Your one-stop web resource providing safety and security information to manufacturers

With the potential of a long, hot and humid summer facing a power starved Japan, the government is in a race against time to approve the restart of two reactors and possibly determine the fate of the country’s troubled nuclear power industry.

Only one of 54 reactors in Japan is now in service and that will soon join the others for regular maintenance checks on May 5. No reactors will restart until they pass stress tests, designed to gauge their ability to withstand catastrophic events such as a tsunami. These tests came into play after the earthquake and tsunami caused a triple meltdown at Fukushima Dai-ichi power plant in March 2011.

Japan: Nuke Radiation Fatally High
UT Firm to Japan to Clean Nuke Water
Little Risk in Plutonium near Fukushima: Study
U.S.’ New Nuclear Safety Rules

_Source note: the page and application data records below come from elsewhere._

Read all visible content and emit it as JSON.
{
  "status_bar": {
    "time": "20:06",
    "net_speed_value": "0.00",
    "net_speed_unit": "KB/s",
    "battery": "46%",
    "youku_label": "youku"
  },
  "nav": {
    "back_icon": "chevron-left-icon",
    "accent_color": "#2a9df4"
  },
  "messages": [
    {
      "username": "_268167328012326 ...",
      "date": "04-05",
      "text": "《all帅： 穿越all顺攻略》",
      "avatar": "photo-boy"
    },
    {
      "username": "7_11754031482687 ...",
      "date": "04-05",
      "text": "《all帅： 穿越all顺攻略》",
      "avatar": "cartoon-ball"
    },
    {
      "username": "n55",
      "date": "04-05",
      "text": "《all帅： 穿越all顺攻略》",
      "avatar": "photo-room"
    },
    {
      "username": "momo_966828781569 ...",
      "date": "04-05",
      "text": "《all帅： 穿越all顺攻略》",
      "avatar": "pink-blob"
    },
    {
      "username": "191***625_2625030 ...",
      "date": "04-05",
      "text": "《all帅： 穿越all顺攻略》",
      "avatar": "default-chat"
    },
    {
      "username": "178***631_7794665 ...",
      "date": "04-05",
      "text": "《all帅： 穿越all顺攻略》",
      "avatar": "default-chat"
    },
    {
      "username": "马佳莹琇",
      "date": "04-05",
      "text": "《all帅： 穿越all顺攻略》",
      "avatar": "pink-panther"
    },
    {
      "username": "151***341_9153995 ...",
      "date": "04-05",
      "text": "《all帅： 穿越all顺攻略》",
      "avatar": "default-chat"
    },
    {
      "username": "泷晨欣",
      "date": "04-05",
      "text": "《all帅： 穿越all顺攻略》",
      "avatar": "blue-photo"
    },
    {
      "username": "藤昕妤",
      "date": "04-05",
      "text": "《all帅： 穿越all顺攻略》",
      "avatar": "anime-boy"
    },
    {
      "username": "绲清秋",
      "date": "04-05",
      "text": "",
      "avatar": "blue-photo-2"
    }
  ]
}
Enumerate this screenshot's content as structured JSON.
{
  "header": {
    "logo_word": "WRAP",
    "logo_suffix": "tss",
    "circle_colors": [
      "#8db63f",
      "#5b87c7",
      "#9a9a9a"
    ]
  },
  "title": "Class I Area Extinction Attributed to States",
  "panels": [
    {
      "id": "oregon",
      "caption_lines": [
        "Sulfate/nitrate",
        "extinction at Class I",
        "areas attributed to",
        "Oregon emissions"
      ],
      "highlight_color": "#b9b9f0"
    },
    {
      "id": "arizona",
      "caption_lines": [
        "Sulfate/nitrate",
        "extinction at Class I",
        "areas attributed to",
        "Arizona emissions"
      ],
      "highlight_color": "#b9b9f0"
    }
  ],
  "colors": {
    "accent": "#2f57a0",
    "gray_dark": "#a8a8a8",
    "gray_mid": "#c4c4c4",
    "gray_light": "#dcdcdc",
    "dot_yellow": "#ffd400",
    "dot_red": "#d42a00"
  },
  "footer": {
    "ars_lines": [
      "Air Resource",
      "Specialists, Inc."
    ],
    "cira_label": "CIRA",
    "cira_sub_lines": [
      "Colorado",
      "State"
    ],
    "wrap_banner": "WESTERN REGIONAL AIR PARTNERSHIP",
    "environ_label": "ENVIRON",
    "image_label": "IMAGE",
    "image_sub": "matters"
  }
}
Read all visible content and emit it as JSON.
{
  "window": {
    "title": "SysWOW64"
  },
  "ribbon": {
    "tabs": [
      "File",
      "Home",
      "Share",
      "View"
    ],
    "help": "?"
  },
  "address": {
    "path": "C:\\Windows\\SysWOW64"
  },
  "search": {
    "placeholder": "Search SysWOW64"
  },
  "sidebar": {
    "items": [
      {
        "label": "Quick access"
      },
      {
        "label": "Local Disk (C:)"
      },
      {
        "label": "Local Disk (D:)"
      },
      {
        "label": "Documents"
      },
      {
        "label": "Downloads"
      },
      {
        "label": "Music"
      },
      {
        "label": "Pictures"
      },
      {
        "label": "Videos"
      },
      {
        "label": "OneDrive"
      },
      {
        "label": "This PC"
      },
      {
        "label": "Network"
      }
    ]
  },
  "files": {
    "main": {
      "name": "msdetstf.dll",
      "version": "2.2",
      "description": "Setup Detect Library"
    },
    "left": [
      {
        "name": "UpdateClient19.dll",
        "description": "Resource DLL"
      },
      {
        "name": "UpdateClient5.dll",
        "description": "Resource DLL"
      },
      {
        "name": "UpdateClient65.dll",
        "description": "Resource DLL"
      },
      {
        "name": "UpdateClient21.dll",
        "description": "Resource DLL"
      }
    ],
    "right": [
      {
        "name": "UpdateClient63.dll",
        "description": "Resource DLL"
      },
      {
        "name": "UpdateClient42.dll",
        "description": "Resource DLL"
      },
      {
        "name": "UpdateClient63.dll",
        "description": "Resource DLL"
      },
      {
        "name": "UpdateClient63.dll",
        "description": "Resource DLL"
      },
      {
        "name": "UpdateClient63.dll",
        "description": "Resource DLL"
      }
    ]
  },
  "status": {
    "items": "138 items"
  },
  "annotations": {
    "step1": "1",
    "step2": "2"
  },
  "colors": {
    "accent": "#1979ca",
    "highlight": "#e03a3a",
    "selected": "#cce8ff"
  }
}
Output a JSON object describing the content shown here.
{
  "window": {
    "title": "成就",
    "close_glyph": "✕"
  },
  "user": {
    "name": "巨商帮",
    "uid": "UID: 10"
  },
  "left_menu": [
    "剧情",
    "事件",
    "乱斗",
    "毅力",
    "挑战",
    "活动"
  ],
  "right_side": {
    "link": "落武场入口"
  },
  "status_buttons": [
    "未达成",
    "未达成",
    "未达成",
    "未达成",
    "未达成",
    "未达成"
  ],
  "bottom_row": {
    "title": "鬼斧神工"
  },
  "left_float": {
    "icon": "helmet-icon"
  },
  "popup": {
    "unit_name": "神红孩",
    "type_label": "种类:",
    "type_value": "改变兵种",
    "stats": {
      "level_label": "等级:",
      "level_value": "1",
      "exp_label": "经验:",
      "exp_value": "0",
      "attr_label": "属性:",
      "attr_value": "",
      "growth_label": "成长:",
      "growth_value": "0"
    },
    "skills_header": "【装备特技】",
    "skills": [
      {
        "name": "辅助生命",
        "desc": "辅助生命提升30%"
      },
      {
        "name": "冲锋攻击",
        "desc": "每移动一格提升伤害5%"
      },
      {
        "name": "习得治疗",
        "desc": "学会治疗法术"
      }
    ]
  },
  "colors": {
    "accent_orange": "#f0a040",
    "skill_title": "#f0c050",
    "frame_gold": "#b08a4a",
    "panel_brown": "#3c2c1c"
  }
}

Failure to restart the reactors at Oi plant in Fukui prefecture will force Japan to endure a long summer when electricity demand peaks without a single nuclear reactor.

To cover the energy shortfall, Japan drastically increased imports of oil and liquefied natural gas. Private industry is now worrying about loss of competitiveness in the global environment if power shortages force firms to reduce production.

Cyber Security

The government estimates the region served by the plant’s operator, Kansai Electric Power (Kepco), which includes the industrial city of Osaka, could experience a power shortage of up to 20% if the Oi reactors do not switch back on.

Supporters of atomic energy worry if Japan and its economy emerge relatively unscathed from a non-nuclear summer, the momentum to restart reactors will be lost forever.

Last week, the economy and industry minister, Yukio Edano, visited the Oi plant after he declared its Nos 3 and 4 reactors “generally” meet the stringent new safety standards.

Kepco is confident the facility could avoid a severe accident if hit by a tsunami of the force that sent the Fukushima plant into meltdown.

But Edano may have trouble persuading the regional government to sign off on a nuclear restart: Public consent is not mandatory, but given widespread anger in Japan in the wake of the Fukushima accident, few expect any reactors to go back online without it.

Pin It on Pinterest

Share This